EDA and its partners are looking to fund projects that take a comprehensive approach toward economic diversification and worker advancement in implementing their economic development strategic plans. Projects that integrate both economic development and workforce development solutions with broad community partnerships are more successful than those where solutions are pursued independently.  Therefore, applicants should build partnerships of regionally-driven economic development and workforce development organizations anchored in impacted coal communities. The idea is that the POWER implementation grants will enable grantees to build economic resilience, industry diversification, and promote new job creation opportunities. 

Although resources from EDA, ETA, ARC, and SBA are made available through this FFO, each funding agency/program will require its own application. The deadline for receipt of applications for EDA and ARC funding is July 10, 2015, and applications for ETA funding will be accepted on a rolling basis.  Proposals for SBA’s Regional Innovation Clusters Program contract solicitation will be accepted until August 4, 2015 at 3:00 p.m. Mountain Time.

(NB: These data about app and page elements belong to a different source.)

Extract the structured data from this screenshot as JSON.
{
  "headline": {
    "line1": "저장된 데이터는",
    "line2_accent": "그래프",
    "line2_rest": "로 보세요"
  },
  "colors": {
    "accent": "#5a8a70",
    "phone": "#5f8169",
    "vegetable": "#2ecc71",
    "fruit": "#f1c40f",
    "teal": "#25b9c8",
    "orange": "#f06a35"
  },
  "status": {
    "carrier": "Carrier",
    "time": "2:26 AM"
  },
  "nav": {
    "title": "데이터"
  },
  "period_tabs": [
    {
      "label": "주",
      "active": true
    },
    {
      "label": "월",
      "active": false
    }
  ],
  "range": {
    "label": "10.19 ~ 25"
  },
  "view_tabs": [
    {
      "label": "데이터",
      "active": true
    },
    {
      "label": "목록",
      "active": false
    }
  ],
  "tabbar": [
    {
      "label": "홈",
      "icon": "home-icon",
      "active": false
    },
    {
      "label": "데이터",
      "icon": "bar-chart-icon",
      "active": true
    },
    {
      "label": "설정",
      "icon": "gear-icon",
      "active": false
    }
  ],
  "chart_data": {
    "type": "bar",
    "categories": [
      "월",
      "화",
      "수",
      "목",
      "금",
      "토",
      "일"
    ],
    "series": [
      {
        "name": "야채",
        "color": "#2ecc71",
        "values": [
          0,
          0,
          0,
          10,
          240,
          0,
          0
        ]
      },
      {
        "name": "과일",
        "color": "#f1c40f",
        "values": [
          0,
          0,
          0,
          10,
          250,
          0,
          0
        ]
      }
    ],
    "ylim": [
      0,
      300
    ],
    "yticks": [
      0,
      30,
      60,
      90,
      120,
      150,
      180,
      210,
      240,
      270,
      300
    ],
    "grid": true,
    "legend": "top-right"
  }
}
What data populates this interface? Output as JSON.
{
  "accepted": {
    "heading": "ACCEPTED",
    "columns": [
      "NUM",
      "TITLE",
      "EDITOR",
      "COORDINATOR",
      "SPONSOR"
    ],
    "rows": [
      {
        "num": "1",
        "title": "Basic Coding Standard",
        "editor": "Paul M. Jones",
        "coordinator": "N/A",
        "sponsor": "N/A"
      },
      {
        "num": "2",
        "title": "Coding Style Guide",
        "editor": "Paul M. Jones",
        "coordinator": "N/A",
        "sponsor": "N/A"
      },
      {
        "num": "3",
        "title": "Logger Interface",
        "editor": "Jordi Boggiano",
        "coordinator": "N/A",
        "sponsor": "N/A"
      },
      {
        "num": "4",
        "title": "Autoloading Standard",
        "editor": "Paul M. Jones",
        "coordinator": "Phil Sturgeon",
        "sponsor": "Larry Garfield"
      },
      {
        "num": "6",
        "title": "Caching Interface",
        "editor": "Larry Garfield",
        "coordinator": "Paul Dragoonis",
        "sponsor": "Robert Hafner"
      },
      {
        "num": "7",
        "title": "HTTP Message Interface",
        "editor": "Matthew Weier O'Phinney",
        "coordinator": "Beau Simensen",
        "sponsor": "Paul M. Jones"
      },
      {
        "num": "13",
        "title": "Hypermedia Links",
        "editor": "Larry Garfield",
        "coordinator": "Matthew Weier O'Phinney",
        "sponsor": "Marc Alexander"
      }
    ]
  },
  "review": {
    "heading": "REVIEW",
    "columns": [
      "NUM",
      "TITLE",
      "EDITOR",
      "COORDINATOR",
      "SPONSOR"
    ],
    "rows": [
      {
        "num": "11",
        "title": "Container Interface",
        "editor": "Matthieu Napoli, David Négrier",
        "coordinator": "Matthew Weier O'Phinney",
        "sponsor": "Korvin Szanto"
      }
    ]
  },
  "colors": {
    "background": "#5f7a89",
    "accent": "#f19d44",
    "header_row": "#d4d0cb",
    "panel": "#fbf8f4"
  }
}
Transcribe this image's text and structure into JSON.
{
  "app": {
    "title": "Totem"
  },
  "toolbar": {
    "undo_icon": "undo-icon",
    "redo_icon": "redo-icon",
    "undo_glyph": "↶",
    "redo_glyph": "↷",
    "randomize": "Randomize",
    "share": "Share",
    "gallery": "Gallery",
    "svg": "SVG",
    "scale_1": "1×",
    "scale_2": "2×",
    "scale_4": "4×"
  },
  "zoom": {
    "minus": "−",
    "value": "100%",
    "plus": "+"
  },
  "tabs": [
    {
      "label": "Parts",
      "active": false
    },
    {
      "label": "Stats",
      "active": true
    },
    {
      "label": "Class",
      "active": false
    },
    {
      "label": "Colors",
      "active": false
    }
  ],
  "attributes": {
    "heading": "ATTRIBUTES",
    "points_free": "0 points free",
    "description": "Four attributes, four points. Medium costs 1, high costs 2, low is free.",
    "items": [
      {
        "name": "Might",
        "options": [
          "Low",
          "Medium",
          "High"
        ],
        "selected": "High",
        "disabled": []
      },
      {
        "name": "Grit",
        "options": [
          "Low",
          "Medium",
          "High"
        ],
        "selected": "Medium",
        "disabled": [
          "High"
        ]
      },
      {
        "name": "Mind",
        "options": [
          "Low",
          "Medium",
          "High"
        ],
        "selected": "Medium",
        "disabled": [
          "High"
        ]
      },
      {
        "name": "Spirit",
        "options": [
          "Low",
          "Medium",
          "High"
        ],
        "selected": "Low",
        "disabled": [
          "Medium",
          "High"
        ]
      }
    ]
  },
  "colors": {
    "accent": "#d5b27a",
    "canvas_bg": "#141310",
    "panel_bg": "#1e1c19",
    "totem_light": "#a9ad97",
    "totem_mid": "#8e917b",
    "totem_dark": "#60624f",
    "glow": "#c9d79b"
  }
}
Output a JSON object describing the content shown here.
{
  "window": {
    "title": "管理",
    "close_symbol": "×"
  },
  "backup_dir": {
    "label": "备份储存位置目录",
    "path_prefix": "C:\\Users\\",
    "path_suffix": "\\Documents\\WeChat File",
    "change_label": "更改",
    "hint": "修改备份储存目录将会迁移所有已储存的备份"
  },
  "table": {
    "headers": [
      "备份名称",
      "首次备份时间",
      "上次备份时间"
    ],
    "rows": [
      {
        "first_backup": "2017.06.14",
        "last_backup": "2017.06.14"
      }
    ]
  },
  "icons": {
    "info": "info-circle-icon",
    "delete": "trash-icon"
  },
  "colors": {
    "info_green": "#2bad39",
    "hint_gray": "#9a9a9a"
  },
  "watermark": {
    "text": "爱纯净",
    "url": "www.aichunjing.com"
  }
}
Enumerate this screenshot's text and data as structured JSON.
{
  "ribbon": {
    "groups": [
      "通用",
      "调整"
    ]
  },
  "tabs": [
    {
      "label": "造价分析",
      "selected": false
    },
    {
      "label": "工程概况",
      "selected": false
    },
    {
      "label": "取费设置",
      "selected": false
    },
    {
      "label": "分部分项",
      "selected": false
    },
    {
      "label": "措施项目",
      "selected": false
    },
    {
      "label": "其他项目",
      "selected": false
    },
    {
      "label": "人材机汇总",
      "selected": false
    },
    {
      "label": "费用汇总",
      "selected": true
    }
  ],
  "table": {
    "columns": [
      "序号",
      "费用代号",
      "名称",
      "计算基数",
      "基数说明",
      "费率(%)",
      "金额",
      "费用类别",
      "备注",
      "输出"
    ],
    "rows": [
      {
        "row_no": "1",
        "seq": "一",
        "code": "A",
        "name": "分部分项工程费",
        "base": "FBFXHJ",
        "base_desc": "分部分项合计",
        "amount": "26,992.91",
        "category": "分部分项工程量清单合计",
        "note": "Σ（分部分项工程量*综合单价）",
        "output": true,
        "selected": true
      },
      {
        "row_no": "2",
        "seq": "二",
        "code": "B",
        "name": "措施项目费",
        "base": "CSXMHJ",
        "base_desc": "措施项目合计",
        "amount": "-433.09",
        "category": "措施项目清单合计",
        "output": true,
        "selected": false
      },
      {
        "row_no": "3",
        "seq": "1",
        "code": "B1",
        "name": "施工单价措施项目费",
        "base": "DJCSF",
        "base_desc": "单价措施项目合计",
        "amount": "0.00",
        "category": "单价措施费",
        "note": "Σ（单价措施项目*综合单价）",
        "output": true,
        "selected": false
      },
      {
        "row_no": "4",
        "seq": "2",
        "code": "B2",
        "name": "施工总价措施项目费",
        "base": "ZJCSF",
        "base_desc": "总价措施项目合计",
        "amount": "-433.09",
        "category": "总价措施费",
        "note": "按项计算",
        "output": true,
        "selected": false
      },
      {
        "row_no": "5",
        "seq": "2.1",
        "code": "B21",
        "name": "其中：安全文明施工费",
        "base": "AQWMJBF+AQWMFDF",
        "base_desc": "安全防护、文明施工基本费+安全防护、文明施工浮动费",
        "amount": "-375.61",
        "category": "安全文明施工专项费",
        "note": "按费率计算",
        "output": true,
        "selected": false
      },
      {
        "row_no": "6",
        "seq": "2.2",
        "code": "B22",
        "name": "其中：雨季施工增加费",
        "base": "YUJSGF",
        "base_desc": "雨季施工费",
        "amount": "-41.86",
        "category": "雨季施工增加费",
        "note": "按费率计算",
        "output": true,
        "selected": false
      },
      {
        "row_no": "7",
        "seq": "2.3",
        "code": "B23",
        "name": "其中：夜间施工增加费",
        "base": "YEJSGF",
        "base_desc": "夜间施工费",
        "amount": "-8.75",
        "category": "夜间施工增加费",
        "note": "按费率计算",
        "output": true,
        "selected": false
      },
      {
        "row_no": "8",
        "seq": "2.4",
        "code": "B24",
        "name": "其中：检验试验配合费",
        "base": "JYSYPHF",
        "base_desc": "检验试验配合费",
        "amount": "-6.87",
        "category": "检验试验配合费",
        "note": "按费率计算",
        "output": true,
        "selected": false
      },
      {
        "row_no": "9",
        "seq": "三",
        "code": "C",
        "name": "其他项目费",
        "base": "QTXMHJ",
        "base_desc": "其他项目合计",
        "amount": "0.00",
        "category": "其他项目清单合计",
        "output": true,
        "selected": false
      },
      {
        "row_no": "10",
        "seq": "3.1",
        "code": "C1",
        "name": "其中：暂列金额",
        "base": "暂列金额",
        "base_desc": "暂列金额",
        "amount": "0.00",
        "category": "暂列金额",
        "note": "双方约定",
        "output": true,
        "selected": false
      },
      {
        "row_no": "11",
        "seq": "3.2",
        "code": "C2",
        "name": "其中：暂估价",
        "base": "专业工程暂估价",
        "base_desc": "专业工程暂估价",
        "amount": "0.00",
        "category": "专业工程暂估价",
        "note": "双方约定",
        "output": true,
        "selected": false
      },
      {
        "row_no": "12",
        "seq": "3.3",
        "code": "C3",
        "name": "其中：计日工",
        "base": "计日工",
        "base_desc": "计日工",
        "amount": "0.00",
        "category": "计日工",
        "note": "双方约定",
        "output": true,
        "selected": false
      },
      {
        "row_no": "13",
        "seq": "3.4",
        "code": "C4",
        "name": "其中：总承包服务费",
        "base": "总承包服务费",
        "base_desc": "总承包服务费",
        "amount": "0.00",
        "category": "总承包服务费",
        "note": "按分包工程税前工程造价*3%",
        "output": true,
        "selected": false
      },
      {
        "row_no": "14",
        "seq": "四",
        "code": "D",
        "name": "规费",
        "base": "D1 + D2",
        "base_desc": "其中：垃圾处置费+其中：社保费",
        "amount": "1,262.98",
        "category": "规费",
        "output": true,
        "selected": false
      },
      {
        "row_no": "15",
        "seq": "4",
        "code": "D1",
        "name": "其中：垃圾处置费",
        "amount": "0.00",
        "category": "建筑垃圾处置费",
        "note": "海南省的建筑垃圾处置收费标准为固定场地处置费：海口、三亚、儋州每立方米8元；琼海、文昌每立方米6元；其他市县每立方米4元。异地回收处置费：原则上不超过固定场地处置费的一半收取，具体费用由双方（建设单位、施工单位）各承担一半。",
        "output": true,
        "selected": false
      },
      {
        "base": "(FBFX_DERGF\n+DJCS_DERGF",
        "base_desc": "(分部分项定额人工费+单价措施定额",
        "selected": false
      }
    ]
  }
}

EDA also recently announced $3 million in available POWER planning grants available through EDA’s Planning Program and Local Technical Assistance Program FFO. Applying for the planning grants does not preclude a community from applying for the implementation grants – and vice versa. In addition, receiving one type of grant does not help an applicant receive the other type.

Coal-reliant communities are facing challenges, but those challenges don’t have to be economic death sentences. POWER is just one of many resources out there to help them diversify  (see sidebar about NACo/NADO Innovation Challenge). Through POWER and its other funding programs, EDA will continue to support economic development efforts for these and other distressed communities.